WORK TO COMPLETE:
Each line of the listing below must be returned exactly.
• • • • • • •
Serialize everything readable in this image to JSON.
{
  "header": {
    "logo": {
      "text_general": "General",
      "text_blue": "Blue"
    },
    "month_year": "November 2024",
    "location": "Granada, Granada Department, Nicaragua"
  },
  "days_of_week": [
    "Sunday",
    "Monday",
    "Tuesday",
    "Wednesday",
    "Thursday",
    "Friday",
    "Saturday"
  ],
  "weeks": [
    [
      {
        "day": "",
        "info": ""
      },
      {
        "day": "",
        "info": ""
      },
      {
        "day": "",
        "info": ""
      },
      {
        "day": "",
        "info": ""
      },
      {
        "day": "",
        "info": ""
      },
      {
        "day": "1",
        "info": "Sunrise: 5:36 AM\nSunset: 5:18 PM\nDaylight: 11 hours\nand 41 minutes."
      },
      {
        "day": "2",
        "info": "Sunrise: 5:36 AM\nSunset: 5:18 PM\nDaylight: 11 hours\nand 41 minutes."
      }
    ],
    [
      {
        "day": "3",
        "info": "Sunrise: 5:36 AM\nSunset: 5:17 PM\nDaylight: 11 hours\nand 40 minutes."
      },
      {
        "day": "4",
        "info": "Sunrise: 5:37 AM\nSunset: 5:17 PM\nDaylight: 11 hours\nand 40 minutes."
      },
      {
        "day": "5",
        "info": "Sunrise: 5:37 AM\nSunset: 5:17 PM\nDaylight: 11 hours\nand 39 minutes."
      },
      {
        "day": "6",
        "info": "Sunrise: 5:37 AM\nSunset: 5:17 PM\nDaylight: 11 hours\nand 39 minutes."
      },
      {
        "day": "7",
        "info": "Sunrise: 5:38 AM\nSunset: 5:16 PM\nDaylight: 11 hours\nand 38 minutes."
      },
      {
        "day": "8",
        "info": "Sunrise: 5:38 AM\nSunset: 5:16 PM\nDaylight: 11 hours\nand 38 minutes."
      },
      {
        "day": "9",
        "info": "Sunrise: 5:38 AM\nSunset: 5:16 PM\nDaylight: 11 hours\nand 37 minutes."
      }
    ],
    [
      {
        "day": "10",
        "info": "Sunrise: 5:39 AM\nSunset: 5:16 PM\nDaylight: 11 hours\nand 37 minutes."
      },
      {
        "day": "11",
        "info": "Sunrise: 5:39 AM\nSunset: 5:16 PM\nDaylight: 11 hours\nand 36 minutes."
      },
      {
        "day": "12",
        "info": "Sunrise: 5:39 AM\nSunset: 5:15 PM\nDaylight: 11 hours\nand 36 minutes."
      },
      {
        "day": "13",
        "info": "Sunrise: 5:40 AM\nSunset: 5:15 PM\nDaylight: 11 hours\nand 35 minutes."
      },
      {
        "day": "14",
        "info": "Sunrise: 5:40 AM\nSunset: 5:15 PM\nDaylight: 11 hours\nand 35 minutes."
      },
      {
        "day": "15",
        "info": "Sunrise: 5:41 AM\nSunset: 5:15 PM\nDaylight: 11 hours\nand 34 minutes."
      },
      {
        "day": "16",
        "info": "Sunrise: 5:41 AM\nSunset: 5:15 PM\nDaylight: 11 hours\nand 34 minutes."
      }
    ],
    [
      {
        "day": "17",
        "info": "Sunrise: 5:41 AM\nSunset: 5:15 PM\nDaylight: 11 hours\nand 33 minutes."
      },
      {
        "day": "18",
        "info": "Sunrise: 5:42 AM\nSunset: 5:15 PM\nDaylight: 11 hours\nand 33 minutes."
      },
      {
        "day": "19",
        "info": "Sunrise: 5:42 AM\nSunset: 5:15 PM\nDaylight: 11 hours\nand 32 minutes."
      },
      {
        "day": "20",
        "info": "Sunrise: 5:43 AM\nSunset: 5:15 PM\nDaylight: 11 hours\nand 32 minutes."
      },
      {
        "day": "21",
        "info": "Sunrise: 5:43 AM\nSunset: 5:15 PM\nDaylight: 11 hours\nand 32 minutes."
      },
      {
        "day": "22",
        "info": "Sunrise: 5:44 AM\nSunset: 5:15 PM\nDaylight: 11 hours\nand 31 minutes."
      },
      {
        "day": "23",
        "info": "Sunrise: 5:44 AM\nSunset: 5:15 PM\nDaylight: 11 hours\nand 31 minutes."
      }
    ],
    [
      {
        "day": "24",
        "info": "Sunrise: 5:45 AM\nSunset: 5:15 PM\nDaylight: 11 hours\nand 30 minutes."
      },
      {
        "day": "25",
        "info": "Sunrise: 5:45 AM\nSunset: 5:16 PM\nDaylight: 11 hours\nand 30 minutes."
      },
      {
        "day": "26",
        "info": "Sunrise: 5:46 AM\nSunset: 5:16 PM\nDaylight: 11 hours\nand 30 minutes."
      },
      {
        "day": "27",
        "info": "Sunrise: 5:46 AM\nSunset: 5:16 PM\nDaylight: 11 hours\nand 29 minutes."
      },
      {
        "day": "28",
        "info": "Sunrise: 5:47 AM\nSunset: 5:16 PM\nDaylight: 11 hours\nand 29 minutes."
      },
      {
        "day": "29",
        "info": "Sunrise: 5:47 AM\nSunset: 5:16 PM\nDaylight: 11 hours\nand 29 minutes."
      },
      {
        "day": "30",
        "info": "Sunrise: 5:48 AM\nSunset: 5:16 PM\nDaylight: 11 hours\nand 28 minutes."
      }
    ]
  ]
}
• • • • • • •
SOLVED PROBLEM:
Serialize everything readable in this image to JSON.
{
  "header": {
    "logo": {
      "text_general": "General",
      "text_blue": "Blue"
    },
    "month_year": "November 2024",
    "location": "Granada, Granada Department, Nicaragua"
  },
  "days_of_week": [
    "Sunday",
    "Monday",
    "Tuesday",
    "Wednesday",
    "Thursday",
    "Friday",
    "Saturday"
  ],
  "weeks": [
    [
      {
        "day": "",
        "info": ""
      },
      {
        "day": "",
        "info": ""
      },
      {
        "day": "",
        "info": ""
      },
      {
        "day": "",
        "info": ""
      },
      {
        "day": "",
        "info": ""
      },
      {
        "day": "1",
        "info": "Sunrise: 5:36 AM\nSunset: 5:18 PM\nDaylight: 11 hours\nand 41 minutes."
      },
      {
        "day": "2",
        "info": "Sunrise: 5:36 AM\nSunset: 5:18 PM\nDaylight: 11 hours\nand 41 minutes."
      }
    ],
    [
      {
        "day": "3",
        "info": "Sunrise: 5:36 AM\nSunset: 5:17 PM\nDaylight: 11 hours\nand 40 minutes."
      },
      {
        "day": "4",
        "info": "Sunrise: 5:37 AM\nSunset: 5:17 PM\nDaylight: 11 hours\nand 40 minutes."
      },
      {
        "day": "5",
        "info": "Sunrise: 5:37 AM\nSunset: 5:17 PM\nDaylight: 11 hours\nand 39 minutes."
      },
      {
        "day": "6",
        "info": "Sunrise: 5:37 AM\nSunset: 5:17 PM\nDaylight: 11 hours\nand 39 minutes."
      },
      {
        "day": "7",
        "info": "Sunrise: 5:38 AM\nSunset: 5:16 PM\nDaylight: 11 hours\nand 38 minutes."
      },
      {
        "day": "8",
        "info": "Sunrise: 5:38 AM\nSunset: 5:16 PM\nDaylight: 11 hours\nand 38 minutes."
      },
      {
        "day": "9",
        "info": "Sunrise: 5:38 AM\nSunset: 5:16 PM\nDaylight: 11 hours\nand 37 minutes."
      }
    ],
    [
      {
        "day": "10",
        "info": "Sunrise: 5:39 AM\nSunset: 5:16 PM\nDaylight: 11 hours\nand 37 minutes."
      },
      {
        "day": "11",
        "info": "Sunrise: 5:39 AM\nSunset: 5:16 PM\nDaylight: 11 hours\nand 36 minutes."
      },
      {
        "day": "12",
        "info": "Sunrise: 5:39 AM\nSunset: 5:15 PM\nDaylight: 11 hours\nand 36 minutes."
      },
      {
        "day": "13",
        "info": "Sunrise: 5:40 AM\nSunset: 5:15 PM\nDaylight: 11 hours\nand 35 minutes."
      },
      {
        "day": "14",
        "info": "Sunrise: 5:40 AM\nSunset: 5:15 PM\nDaylight: 11 hours\nand 35 minutes."
      },
      {
        "day": "15",
        "info": "Sunrise: 5:41 AM\nSunset: 5:15 PM\nDaylight: 11 hours\nand 34 minutes."
      },
      {
        "day": "16",
        "info": "Sunrise: 5:41 AM\nSunset: 5:15 PM\nDaylight: 11 hours\nand 34 minutes."
      }
    ],
    [
      {
        "day": "17",
        "info": "Sunrise: 5:41 AM\nSunset: 5:15 PM\nDaylight: 11 hours\nand 33 minutes."
      },
      {
        "day": "18",
        "info": "Sunrise: 5:42 AM\nSunset: 5:15 PM\nDaylight: 11 hours\nand 33 minutes."
      },
      {
        "day": "19",
        "info": "Sunrise: 5:42 AM\nSunset: 5:15 PM\nDaylight: 11 hours\nand 32 minutes."
      },
      {
        "day": "20",
        "info": "Sunrise: 5:43 AM\nSunset: 5:15 PM\nDaylight: 11 hours\nand 32 minutes."
      },
      {
        "day": "21",
        "info": "Sunrise: 5:43 AM\nSunset: 5:15 PM\nDaylight: 11 hours\nand 32 minutes."
      },
      {
        "day": "22",
        "info": "Sunrise: 5:44 AM\nSunset: 5:15 PM\nDaylight: 11 hours\nand 31 minutes."
      },
      {
        "day": "23",
        "info": "Sunrise: 5:44 AM\nSunset: 5:15 PM\nDaylight: 11 hours\nand 31 minutes."
      }
    ],
    [
      {
        "day": "24",
        "info": "Sunrise: 5:45 AM\nSunset: 5:15 PM\nDaylight: 11 hours\nand 30 minutes."
      },
      {
        "day": "25",
        "info": "Sunrise: 5:45 AM\nSunset: 5:16 PM\nDaylight: 11 hours\nand 30 minutes."
      },
      {
        "day": "26",
        "info": "Sunrise: 5:46 AM\nSunset: 5:16 PM\nDaylight: 11 hours\nand 30 minutes."
      },
      {
        "day": "27",
        "info": "Sunrise: 5:46 AM\nSunset: 5:16 PM\nDaylight: 11 hours\nand 29 minutes."
      },
      {
        "day": "28",
        "info": "Sunrise: 5:47 AM\nSunset: 5:16 PM\nDaylight: 11 hours\nand 29 minutes."
      },
      {
        "day": "29",
        "info": "Sunrise: 5:47 AM\nSunset: 5:16 PM\nDaylight: 11 hours\nand 29 minutes."
      },
      {
        "day": "30",
        "info": "Sunrise: 5:48 AM\nSunset: 5:16 PM\nDaylight: 11 hours\nand 28 minutes."
      }
    ]
  ]
}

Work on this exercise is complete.